* **Exercise input**:

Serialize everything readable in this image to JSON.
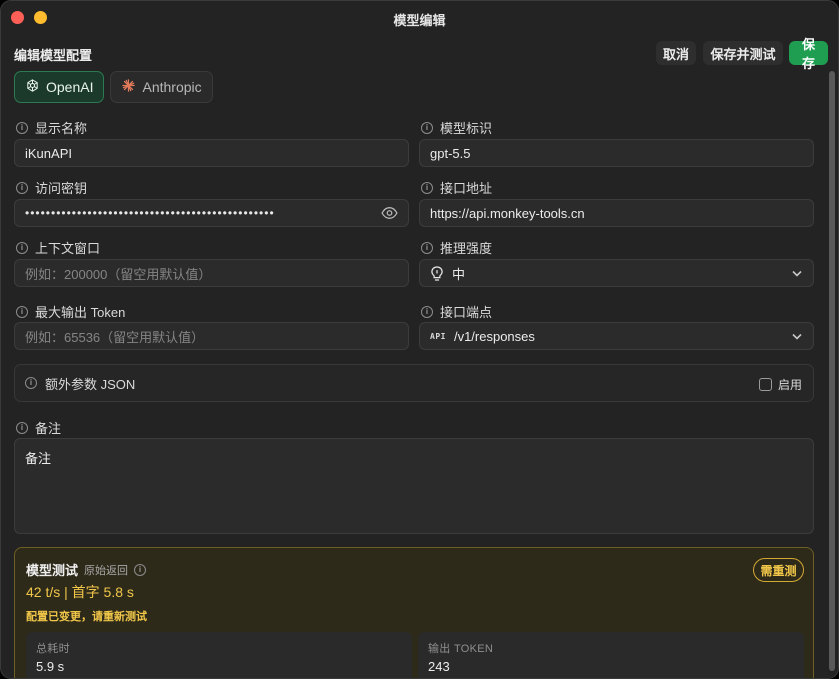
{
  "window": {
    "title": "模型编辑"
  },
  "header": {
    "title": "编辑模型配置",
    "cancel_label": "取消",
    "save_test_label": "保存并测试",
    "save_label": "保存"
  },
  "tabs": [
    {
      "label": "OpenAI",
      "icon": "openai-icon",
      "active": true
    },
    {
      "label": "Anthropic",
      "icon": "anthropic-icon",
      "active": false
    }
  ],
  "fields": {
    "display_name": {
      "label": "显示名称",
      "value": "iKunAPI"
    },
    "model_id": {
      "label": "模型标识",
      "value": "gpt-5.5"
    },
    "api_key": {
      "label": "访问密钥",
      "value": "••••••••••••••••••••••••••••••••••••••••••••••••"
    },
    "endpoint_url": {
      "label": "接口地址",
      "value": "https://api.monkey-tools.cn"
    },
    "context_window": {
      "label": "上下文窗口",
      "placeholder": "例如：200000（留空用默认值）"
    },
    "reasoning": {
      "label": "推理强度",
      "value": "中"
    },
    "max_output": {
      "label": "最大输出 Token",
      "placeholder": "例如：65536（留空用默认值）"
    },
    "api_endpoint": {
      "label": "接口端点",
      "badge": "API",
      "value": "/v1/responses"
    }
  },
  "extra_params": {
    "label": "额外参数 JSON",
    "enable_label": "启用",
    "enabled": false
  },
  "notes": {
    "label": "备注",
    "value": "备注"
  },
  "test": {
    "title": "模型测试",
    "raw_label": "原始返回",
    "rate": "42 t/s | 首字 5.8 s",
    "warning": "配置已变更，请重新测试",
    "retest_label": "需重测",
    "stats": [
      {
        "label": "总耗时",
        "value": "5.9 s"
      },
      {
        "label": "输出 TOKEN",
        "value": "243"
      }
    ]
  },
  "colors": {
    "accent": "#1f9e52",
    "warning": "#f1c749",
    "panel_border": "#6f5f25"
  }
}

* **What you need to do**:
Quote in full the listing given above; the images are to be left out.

* **Exercise answer**:
Serialize everything readable in this image to JSON.
{
  "window": {
    "title": "模型编辑"
  },
  "header": {
    "title": "编辑模型配置",
    "cancel_label": "取消",
    "save_test_label": "保存并测试",
    "save_label": "保存"
  },
  "tabs": [
    {
      "label": "OpenAI",
      "icon": "openai-icon",
      "active": true
    },
    {
      "label": "Anthropic",
      "icon": "anthropic-icon",
      "active": false
    }
  ],
  "fields": {
    "display_name": {
      "label": "显示名称",
      "value": "iKunAPI"
    },
    "model_id": {
      "label": "模型标识",
      "value": "gpt-5.5"
    },
    "api_key": {
      "label": "访问密钥",
      "value": "••••••••••••••••••••••••••••••••••••••••••••••••"
    },
    "endpoint_url": {
      "label": "接口地址",
      "value": "https://api.monkey-tools.cn"
    },
    "context_window": {
      "label": "上下文窗口",
      "placeholder": "例如：200000（留空用默认值）"
    },
    "reasoning": {
      "label": "推理强度",
      "value": "中"
    },
    "max_output": {
      "label": "最大输出 Token",
      "placeholder": "例如：65536（留空用默认值）"
    },
    "api_endpoint": {
      "label": "接口端点",
      "badge": "API",
      "value": "/v1/responses"
    }
  },
  "extra_params": {
    "label": "额外参数 JSON",
    "enable_label": "启用",
    "enabled": false
  },
  "notes": {
    "label": "备注",
    "value": "备注"
  },
  "test": {
    "title": "模型测试",
    "raw_label": "原始返回",
    "rate": "42 t/s | 首字 5.8 s",
    "warning": "配置已变更，请重新测试",
    "retest_label": "需重测",
    "stats": [
      {
        "label": "总耗时",
        "value": "5.9 s"
      },
      {
        "label": "输出 TOKEN",
        "value": "243"
      }
    ]
  },
  "colors": {
    "accent": "#1f9e52",
    "warning": "#f1c749",
    "panel_border": "#6f5f25"
  }
}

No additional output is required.